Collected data
*** Begin section ***

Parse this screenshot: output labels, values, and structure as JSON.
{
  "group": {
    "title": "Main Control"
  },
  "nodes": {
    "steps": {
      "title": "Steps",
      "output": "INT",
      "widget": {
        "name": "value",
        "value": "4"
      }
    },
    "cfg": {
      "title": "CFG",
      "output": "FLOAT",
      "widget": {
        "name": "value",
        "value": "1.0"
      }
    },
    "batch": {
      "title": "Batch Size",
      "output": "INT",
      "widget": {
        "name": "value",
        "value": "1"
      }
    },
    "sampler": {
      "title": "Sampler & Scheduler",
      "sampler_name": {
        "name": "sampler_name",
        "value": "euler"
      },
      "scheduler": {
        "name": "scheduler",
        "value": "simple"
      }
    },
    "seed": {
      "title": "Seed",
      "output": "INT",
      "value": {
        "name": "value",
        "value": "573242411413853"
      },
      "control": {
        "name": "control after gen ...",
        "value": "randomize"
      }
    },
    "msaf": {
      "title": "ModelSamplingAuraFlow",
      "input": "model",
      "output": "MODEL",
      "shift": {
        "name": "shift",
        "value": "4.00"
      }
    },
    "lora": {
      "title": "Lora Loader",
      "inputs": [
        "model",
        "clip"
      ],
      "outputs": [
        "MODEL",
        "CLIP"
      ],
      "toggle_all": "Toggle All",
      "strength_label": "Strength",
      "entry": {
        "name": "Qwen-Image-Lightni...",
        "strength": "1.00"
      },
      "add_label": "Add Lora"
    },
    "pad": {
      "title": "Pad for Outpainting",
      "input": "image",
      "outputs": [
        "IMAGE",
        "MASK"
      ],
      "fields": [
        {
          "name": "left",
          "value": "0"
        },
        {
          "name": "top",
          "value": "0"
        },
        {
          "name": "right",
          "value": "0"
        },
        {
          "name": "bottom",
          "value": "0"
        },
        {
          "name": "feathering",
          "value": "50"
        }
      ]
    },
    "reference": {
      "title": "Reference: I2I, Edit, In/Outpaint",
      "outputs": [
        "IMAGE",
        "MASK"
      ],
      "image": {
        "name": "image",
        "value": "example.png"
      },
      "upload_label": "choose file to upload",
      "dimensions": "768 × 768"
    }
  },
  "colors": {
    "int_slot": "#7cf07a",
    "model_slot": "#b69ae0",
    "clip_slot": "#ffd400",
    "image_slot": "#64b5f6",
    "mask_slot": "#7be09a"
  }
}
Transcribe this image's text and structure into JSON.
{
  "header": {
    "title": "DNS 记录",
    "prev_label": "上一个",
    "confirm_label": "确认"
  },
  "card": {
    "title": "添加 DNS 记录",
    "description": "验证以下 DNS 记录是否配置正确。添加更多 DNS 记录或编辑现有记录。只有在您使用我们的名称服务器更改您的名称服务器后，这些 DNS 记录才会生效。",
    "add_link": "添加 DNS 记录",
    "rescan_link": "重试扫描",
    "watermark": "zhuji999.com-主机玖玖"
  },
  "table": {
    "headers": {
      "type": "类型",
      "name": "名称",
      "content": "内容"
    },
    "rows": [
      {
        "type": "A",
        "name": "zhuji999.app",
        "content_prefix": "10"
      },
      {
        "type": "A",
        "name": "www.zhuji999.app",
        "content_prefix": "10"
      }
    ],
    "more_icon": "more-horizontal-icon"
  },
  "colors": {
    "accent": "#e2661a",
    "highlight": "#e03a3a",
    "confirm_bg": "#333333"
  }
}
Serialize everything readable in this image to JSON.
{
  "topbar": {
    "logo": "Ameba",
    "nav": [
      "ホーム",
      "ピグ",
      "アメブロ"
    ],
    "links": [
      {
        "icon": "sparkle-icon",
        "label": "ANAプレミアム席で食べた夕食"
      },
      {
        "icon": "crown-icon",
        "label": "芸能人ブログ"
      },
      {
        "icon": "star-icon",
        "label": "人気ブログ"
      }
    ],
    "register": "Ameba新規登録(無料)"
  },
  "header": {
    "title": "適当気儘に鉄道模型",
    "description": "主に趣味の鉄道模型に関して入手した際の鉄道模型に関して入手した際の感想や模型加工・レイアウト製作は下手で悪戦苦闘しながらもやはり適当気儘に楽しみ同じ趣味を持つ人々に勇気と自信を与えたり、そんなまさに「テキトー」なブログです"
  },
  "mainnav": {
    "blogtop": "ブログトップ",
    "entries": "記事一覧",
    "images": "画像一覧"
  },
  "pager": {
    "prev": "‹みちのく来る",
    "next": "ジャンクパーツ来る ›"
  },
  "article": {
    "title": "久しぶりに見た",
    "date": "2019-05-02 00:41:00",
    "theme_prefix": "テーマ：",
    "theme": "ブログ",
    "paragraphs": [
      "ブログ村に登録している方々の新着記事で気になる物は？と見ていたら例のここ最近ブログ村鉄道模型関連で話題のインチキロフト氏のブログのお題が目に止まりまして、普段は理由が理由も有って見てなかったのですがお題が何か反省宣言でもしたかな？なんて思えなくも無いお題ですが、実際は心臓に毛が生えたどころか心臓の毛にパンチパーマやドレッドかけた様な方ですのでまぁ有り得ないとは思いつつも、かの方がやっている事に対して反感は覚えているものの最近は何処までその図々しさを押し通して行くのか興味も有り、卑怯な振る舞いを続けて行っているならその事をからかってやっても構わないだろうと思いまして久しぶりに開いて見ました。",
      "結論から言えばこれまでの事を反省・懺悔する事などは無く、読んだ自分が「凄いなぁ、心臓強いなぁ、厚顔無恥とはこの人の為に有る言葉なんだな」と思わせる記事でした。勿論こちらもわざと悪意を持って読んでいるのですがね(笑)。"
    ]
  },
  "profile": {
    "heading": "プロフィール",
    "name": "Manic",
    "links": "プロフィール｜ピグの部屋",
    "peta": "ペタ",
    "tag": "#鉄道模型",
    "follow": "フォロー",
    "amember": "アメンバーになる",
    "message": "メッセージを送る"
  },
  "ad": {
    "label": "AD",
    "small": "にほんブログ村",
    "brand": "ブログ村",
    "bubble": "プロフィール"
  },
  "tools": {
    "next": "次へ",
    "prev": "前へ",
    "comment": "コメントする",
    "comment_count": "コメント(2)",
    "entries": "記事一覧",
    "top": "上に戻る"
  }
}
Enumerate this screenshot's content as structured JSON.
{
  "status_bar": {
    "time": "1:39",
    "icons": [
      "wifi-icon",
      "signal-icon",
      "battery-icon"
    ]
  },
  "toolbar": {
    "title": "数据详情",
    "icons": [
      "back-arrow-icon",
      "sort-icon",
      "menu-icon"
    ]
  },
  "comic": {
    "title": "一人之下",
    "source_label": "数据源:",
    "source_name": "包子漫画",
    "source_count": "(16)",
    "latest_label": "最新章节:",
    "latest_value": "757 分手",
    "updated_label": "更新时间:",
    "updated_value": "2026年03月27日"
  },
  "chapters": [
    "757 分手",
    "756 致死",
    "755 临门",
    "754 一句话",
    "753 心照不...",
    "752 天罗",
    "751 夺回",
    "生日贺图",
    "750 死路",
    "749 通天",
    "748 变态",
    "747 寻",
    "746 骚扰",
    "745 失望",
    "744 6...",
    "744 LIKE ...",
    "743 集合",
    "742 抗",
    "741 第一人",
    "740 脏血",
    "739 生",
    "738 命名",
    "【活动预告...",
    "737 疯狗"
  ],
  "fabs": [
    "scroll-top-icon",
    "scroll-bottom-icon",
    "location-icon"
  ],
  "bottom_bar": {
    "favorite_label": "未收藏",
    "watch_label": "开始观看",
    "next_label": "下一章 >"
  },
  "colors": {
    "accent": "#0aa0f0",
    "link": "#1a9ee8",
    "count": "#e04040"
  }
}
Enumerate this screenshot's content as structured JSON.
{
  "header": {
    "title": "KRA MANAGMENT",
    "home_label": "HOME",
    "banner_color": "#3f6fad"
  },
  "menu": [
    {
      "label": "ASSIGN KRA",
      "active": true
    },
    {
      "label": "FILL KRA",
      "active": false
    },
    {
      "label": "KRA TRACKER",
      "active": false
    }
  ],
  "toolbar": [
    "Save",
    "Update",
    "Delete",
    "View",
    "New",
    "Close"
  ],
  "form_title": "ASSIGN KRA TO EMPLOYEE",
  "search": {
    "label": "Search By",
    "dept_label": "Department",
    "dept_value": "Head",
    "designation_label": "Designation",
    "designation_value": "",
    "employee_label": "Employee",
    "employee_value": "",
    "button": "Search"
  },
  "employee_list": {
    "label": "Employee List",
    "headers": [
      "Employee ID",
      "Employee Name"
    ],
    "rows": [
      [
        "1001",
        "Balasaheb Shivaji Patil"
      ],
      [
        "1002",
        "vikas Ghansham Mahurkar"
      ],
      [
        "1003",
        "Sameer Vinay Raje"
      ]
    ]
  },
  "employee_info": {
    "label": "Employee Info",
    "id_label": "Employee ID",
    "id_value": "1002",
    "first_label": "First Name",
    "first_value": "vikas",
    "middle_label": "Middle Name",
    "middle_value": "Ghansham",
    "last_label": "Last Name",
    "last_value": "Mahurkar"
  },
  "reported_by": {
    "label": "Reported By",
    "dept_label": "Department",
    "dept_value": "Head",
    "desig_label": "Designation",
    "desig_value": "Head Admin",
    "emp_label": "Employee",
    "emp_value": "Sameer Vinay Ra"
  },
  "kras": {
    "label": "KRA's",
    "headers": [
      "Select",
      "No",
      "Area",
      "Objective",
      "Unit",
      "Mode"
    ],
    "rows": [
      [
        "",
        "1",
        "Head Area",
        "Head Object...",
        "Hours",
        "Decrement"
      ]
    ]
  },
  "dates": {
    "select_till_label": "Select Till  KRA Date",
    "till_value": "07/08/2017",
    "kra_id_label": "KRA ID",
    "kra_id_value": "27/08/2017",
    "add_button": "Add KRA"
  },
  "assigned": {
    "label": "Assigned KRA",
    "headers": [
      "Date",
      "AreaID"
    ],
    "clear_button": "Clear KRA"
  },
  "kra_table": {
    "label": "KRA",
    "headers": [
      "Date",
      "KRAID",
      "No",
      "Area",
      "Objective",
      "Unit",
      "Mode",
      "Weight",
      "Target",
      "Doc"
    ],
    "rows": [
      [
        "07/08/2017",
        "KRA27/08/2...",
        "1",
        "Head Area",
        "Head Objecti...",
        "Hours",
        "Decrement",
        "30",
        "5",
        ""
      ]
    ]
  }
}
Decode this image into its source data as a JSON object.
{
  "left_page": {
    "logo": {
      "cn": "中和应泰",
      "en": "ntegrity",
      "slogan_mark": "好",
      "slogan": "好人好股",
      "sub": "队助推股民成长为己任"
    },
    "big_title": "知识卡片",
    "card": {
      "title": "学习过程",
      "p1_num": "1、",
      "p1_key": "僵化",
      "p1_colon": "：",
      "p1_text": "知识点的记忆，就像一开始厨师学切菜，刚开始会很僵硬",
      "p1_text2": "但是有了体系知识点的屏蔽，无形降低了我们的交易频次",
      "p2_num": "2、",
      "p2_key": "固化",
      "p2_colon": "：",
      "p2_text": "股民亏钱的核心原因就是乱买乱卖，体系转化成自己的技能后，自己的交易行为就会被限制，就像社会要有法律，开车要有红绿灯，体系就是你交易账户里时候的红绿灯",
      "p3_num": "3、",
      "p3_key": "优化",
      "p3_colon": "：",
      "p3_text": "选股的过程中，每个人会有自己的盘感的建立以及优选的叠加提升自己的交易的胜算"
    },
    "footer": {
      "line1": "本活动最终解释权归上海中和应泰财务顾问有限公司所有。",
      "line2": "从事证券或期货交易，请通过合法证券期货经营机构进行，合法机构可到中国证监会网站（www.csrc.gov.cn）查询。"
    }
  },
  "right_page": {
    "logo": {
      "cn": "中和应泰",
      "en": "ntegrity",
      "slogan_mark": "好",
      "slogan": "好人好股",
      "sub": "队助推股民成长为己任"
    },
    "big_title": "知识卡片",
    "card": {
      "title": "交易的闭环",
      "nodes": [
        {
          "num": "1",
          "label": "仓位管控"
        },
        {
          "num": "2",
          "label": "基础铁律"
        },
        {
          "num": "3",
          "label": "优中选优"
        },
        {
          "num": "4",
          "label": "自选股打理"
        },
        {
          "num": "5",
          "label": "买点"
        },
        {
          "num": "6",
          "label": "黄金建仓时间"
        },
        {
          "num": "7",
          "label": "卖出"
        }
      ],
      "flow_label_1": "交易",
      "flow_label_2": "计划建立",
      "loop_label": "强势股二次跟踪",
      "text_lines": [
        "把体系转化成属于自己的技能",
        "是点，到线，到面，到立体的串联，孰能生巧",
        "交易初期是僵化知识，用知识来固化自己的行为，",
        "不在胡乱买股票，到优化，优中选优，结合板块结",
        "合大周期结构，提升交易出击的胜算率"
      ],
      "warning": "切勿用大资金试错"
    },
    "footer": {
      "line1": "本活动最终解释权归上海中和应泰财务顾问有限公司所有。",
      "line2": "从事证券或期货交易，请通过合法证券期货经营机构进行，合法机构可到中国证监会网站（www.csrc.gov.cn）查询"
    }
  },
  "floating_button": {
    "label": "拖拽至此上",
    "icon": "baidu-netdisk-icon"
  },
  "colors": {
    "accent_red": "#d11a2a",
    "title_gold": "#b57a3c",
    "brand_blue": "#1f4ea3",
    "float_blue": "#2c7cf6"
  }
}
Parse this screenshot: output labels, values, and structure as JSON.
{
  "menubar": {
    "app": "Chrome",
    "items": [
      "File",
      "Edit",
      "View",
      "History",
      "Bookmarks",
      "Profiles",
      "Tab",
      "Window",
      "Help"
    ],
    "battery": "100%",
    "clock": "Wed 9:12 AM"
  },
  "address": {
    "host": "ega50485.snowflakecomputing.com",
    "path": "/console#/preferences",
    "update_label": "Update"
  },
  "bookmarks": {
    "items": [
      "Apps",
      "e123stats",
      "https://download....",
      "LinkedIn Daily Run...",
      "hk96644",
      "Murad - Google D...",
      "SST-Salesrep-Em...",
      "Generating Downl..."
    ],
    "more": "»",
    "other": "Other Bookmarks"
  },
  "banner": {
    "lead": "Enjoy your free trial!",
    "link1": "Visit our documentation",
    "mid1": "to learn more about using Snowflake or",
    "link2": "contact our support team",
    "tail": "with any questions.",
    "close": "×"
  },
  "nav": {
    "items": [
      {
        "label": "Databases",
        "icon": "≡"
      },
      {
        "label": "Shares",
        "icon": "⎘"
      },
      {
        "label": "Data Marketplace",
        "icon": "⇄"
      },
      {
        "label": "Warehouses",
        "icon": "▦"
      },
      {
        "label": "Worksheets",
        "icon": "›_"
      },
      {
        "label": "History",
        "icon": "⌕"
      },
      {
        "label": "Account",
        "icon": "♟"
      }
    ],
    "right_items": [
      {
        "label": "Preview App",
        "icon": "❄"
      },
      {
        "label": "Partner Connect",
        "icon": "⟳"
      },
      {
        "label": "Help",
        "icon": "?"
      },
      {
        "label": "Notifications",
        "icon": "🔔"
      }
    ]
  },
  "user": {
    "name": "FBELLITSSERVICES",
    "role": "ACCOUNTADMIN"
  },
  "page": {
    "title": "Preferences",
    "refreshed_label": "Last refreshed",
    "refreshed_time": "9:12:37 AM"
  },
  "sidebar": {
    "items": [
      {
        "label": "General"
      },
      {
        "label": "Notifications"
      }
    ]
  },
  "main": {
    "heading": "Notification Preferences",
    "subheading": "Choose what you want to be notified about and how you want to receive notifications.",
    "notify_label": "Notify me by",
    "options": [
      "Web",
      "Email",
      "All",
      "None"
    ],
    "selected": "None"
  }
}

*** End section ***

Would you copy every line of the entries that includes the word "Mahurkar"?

        "vikas Ghansham Mahurkar"
    "last_value": "Mahurkar"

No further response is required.